• _Entries shown_
====================

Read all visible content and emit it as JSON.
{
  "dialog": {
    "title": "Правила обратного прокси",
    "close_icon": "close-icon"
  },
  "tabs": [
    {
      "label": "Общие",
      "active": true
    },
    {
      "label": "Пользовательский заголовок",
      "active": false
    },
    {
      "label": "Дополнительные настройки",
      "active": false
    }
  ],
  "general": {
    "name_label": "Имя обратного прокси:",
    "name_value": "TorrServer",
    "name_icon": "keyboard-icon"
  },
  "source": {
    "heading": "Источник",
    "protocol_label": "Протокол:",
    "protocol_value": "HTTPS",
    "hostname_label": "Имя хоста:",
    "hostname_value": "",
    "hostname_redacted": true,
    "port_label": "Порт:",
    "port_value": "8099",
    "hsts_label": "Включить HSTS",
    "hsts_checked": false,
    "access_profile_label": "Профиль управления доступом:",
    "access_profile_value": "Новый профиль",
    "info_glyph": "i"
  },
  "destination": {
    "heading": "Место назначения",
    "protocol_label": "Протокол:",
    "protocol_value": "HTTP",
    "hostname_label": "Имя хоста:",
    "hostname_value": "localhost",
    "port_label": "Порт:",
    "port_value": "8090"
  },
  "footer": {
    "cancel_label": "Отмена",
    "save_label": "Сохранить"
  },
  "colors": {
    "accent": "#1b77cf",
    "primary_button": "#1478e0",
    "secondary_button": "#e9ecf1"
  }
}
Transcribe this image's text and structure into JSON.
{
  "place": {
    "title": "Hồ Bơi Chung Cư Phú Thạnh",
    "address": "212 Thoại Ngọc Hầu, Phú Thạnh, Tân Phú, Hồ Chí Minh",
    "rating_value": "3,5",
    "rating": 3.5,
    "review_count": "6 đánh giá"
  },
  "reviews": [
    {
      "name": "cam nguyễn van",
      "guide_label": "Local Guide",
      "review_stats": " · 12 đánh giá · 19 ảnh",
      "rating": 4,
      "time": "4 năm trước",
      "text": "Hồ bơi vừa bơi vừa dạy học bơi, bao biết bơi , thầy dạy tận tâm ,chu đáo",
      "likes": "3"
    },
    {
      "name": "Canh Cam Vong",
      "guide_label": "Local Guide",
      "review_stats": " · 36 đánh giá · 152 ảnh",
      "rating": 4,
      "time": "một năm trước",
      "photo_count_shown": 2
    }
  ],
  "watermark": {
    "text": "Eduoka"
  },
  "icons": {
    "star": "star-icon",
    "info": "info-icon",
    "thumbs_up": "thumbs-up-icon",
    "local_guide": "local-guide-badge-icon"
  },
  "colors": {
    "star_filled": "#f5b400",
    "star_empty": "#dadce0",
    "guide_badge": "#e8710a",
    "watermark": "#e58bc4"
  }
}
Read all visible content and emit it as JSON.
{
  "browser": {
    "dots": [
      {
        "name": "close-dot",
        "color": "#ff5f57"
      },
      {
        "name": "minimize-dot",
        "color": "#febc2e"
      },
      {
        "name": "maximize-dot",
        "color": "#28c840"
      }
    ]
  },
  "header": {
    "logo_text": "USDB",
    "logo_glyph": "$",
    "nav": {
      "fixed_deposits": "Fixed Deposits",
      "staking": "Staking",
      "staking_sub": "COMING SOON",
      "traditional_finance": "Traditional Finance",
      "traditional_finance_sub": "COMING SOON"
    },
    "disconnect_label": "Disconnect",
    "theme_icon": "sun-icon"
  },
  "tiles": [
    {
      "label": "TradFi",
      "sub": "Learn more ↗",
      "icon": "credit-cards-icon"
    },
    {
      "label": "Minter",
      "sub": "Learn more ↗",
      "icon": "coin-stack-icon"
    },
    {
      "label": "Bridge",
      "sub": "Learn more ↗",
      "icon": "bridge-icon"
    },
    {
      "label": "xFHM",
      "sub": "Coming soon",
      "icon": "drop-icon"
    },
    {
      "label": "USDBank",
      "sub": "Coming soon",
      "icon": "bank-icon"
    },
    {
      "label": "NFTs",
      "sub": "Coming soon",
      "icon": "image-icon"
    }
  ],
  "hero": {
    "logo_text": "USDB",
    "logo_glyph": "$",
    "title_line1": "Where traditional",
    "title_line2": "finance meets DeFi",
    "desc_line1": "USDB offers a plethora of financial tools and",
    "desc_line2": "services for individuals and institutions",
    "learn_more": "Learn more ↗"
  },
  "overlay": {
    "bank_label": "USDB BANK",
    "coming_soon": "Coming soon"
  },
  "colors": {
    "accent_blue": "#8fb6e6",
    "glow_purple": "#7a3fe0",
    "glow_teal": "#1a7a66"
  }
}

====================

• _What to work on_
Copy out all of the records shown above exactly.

• _Exercise response_
Read all visible content and emit it as JSON.
{
  "dialog": {
    "title": "Правила обратного прокси",
    "close_icon": "close-icon"
  },
  "tabs": [
    {
      "label": "Общие",
      "active": true
    },
    {
      "label": "Пользовательский заголовок",
      "active": false
    },
    {
      "label": "Дополнительные настройки",
      "active": false
    }
  ],
  "general": {
    "name_label": "Имя обратного прокси:",
    "name_value": "TorrServer",
    "name_icon": "keyboard-icon"
  },
  "source": {
    "heading": "Источник",
    "protocol_label": "Протокол:",
    "protocol_value": "HTTPS",
    "hostname_label": "Имя хоста:",
    "hostname_value": "",
    "hostname_redacted": true,
    "port_label": "Порт:",
    "port_value": "8099",
    "hsts_label": "Включить HSTS",
    "hsts_checked": false,
    "access_profile_label": "Профиль управления доступом:",
    "access_profile_value": "Новый профиль",
    "info_glyph": "i"
  },
  "destination": {
    "heading": "Место назначения",
    "protocol_label": "Протокол:",
    "protocol_value": "HTTP",
    "hostname_label": "Имя хоста:",
    "hostname_value": "localhost",
    "port_label": "Порт:",
    "port_value": "8090"
  },
  "footer": {
    "cancel_label": "Отмена",
    "save_label": "Сохранить"
  },
  "colors": {
    "accent": "#1b77cf",
    "primary_button": "#1478e0",
    "secondary_button": "#e9ecf1"
  }
}
Transcribe this image's text and structure into JSON.
{
  "place": {
    "title": "Hồ Bơi Chung Cư Phú Thạnh",
    "address": "212 Thoại Ngọc Hầu, Phú Thạnh, Tân Phú, Hồ Chí Minh",
    "rating_value": "3,5",
    "rating": 3.5,
    "review_count": "6 đánh giá"
  },
  "reviews": [
    {
      "name": "cam nguyễn van",
      "guide_label": "Local Guide",
      "review_stats": " · 12 đánh giá · 19 ảnh",
      "rating": 4,
      "time": "4 năm trước",
      "text": "Hồ bơi vừa bơi vừa dạy học bơi, bao biết bơi , thầy dạy tận tâm ,chu đáo",
      "likes": "3"
    },
    {
      "name": "Canh Cam Vong",
      "guide_label": "Local Guide",
      "review_stats": " · 36 đánh giá · 152 ảnh",
      "rating": 4,
      "time": "một năm trước",
      "photo_count_shown": 2
    }
  ],
  "watermark": {
    "text": "Eduoka"
  },
  "icons": {
    "star": "star-icon",
    "info": "info-icon",
    "thumbs_up": "thumbs-up-icon",
    "local_guide": "local-guide-badge-icon"
  },
  "colors": {
    "star_filled": "#f5b400",
    "star_empty": "#dadce0",
    "guide_badge": "#e8710a",
    "watermark": "#e58bc4"
  }
}
Read all visible content and emit it as JSON.
{
  "browser": {
    "dots": [
      {
        "name": "close-dot",
        "color": "#ff5f57"
      },
      {
        "name": "minimize-dot",
        "color": "#febc2e"
      },
      {
        "name": "maximize-dot",
        "color": "#28c840"
      }
    ]
  },
  "header": {
    "logo_text": "USDB",
    "logo_glyph": "$",
    "nav": {
      "fixed_deposits": "Fixed Deposits",
      "staking": "Staking",
      "staking_sub": "COMING SOON",
      "traditional_finance": "Traditional Finance",
      "traditional_finance_sub": "COMING SOON"
    },
    "disconnect_label": "Disconnect",
    "theme_icon": "sun-icon"
  },
  "tiles": [
    {
      "label": "TradFi",
      "sub": "Learn more ↗",
      "icon": "credit-cards-icon"
    },
    {
      "label": "Minter",
      "sub": "Learn more ↗",
      "icon": "coin-stack-icon"
    },
    {
      "label": "Bridge",
      "sub": "Learn more ↗",
      "icon": "bridge-icon"
    },
    {
      "label": "xFHM",
      "sub": "Coming soon",
      "icon": "drop-icon"
    },
    {
      "label": "USDBank",
      "sub": "Coming soon",
      "icon": "bank-icon"
    },
    {
      "label": "NFTs",
      "sub": "Coming soon",
      "icon": "image-icon"
    }
  ],
  "hero": {
    "logo_text": "USDB",
    "logo_glyph": "$",
    "title_line1": "Where traditional",
    "title_line2": "finance meets DeFi",
    "desc_line1": "USDB offers a plethora of financial tools and",
    "desc_line2": "services for individuals and institutions",
    "learn_more": "Learn more ↗"
  },
  "overlay": {
    "bank_label": "USDB BANK",
    "coming_soon": "Coming soon"
  },
  "colors": {
    "accent_blue": "#8fb6e6",
    "glow_purple": "#7a3fe0",
    "glow_teal": "#1a7a66"
  }
}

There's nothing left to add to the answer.